“When people have to drive more than 30 minutes to work, that’s when job retention really decreases because workers can travel in any direction to find a job,” Eischen said. “It’s really not a big secret: The closer you live to your work, the more likely you are to stay within that community.
“We want our companies to grow and to have the workforce to be able to do that.”
Eischen said the outbreak of the novel coronavirus will likely have little impact on Pella’s expected job growth. The community’s manufacturers produce a diverse range of products needed in the U.S. and worldwide, she said.
Pella Corp. produces windows and doors, and Vermeer produces ag and industrial equipment. “Homebuilding is going very well across the country right now and while there’s been a little bump in the ag economy, the companies make other things as well,” Eischen said.
The housing study concluded that by 2025, Pella needs an additional 966 housing units ranging from rentals and affordably priced single-family houses to high-end condominiums and housing designed for those over 55. 
Pella is not alone in its need for additional housing. Just 82,000 single-family houses were built in rural areas of the U.S. in 2019, representing 10% of new home construction in the country, National Association of Home Builders data shows. In Iowa last year, 20% of new houses — 1,671 of 7,877 single-family homes — were built in the state’s smallest communities, data collected by the Census Bureau shows.

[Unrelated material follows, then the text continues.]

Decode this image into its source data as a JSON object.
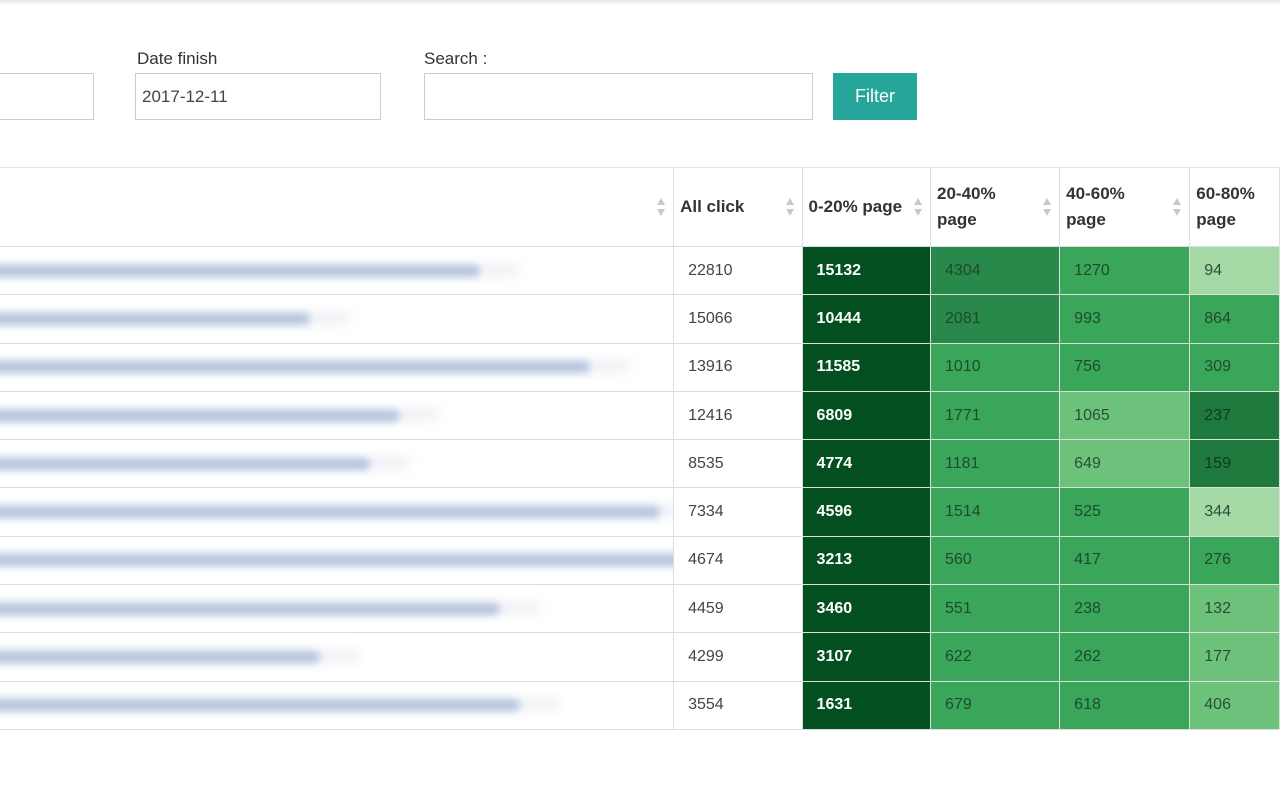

Without the additional housing, recruiting new workers to the area is difficult, especially during times of low unemployment, DeWaard said. Last August, Iowa’s unemployment rate was 2.8%; in Marion County, it was 2%.
While the outbreak of the novel coronavirus caused a spike in unemployment, Pella officials believe that within a couple of years the percentage of unemployed will be similar to what it was pre-pandemic.
A few years ago, RDP Holdings LLC, managed by the Pella Corp. shareholder family, bought about 170 acres of farmland where development of Prairie Ridge is underway. Two years ago, the family approached Ankeny-based ATI Group about developing the ground for single-family houses and some commercial, said BJ Stokesbary of ATI Group, which initially bought 29 acres for the first phase of the development. 
Earlier this year, Marion County agreed to provide financial assistance for the developers of up to $4.7 million to help with the cost of public infrastructure. The financial assistance allows lots to be sold at prices that allow the construction of moderately priced houses, DeWaard said.
Typically, ATI Group starts housing projects with 20 to 40 lots, Stokesbary said. 
“Pella is a very unique market,” Stokesbary said. “You’ve got global manufacturing companies with really good-paying jobs. You’ve got the hospital, [Central] College, and on top of that, it’s a tourist town that attracts thousands of people each year not just for the Tulip Festival, but to its downtown and Red Rock [Lake].”
Existing houses that are for sale don’t stay on the market long, he said.
“It’s a huge gamble to take a job here and then try to figure out whether you’re going to commute or live here in transitional housing,” Stokesbary said. “The demand for housing is just huge.”
Stokesbary said he expects existing homeowners to purchase some of the new houses in Prairie Ridge. Demand will also come from people currently living in rentals and those moving to the community, he said.   
Two homebuilders – Olive & Oak Design Co. and Sage Homes – will construct eight speculative houses with work expected to begin in the fall. Other homebuilders will also be able to buy lots, Stokesbary said.
Newly built houses must meet the pricing goals of the development, he said. “We don’t want to build a $250,000 house and sell it for $300,000.”
Site work at the development began shortly after the outbreak of COVID-19. Stokesbary said there were discussions about whether to delay the project. 
“We decided to move forward,” he said. “The need for new housing is so great here that we believe the demand will exist even with COVID-19. And with interest rates so low, people are feeling confident about homebuying.”